    Luna Anna Archey/High Country News
  • The HCN light table built new in the 1980s (left), has been replaced by the lighttable channel in Slack, where the Art Department shares drafts of magazine pages in progress (right).

    Luna Anna Archey/High Country News
  • The in-house production cycle included a “flats read” by Copy Editor Diane Sylvain, who noted the final changes on printouts of pages (left). Today, the flats and book reads are done via annotations in a Google doc.

    Luna Anna Archey/High Country News

Fast-forward a year and a half: As COVID-19 spread in the winter of 2020, staff began receiving increasingly urgent directives about postponing or canceling reporting trips and staying safe at the office. The kitchen area became off-limits, and containers of wipes were stationed in every work area. In mid-March, onsite staffers were told to start moving their work stations home. On March 19, we uploaded the magazine to the printer in Denver, packed up our laptops and big-screen monitors, and headed home.

While most of the Customer Service staff and some of the Fundraising team eventually returned to the office, the other teams have remained fully remote. And it looks as if things will stay that way: Our staff hails from nine of the Western states and beyond, and we’re more diverse than ever — not to mention more tech-savvy!

But the rich history of High Country News — the bound volumes of 50-plus years of back issues, a wall full of awards and commendations, framed covers dating back to founder Tom Bell’s first Camping News Weekly — can still be found on Grand Avenue in Paonia. As can the remnants of that last onsite production cycle, a time capsule of the past.
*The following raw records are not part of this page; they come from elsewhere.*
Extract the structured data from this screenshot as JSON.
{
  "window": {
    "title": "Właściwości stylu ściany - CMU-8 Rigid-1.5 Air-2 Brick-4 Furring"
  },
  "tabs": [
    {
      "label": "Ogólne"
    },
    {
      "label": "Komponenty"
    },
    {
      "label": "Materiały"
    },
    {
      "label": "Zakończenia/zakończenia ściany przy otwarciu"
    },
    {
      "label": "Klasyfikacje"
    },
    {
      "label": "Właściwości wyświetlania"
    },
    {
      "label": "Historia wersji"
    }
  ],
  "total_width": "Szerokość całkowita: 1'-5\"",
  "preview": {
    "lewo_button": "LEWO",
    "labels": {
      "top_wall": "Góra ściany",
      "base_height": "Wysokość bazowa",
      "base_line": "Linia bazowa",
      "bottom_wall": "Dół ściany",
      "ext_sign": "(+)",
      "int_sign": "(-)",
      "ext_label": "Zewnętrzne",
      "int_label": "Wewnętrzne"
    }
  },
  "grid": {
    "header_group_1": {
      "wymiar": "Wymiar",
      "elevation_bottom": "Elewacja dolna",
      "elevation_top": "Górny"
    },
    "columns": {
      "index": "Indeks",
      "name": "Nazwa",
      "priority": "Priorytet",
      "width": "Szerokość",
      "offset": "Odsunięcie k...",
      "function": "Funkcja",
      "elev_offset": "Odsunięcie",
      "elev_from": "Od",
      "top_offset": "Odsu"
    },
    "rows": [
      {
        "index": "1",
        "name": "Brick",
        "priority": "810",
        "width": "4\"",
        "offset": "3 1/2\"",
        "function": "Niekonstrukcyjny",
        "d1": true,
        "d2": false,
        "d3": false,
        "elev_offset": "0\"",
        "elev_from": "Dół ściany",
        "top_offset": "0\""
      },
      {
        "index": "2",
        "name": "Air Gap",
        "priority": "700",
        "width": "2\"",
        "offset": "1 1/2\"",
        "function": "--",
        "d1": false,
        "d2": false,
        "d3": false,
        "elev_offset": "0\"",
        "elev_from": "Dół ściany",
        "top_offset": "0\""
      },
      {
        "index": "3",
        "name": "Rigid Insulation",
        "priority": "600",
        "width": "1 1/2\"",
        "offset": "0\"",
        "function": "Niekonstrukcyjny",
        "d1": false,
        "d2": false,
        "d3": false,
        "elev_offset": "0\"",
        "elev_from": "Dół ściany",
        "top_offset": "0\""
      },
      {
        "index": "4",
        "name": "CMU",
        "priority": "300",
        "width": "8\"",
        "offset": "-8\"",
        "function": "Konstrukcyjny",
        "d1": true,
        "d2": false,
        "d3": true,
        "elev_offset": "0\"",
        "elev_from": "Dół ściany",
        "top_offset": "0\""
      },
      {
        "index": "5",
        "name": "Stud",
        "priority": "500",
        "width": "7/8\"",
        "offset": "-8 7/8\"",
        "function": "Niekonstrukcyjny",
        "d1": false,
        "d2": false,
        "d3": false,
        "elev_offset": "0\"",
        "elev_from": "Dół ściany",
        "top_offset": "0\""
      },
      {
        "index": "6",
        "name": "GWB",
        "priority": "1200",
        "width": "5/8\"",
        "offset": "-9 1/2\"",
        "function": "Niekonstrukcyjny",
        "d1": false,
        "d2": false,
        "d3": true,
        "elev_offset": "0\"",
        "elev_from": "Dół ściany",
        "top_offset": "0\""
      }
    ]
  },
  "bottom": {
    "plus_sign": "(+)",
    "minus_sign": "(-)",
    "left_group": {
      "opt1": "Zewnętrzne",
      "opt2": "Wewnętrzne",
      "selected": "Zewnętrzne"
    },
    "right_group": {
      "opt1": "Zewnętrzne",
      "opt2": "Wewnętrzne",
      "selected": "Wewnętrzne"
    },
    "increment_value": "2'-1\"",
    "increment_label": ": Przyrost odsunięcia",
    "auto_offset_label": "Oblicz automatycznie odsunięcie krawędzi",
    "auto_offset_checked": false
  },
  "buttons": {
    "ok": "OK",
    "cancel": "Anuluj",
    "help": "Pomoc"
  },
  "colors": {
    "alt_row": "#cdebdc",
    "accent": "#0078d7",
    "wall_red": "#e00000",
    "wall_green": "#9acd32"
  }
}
A drawer full of old SLR cameras and film canisters from the pre-digital days (left). Bound volumes of High Country News on the shelf of the common room (right).
Luna Anna Archey/High Country News

Luna Anna Archey/High Country News

Five-pound bags of coffee used to keep an office full of HCNers fully caffeinated for a month. This bag has lasted more than two years (left). Luna Anna Archey’s snack drawer holds the staff favorite, dark chocolate, sadly expired (right).
Luna Anna Archey/High Country News
The “cover poster” series that lines walls of the production room stops at 2019.
Luna Anna Archey/High Country News
The Editorial and Art departments’ monthly planning meeting, today is via Zoom.
Luna Anna Archey/High Country News


Cindy Wehling is the long-time art director for High Country News. She writes from Hotchkiss, Colorado, just down the road from the home office. Email her at or submit a letter to the editor. See our letters to the editor policy.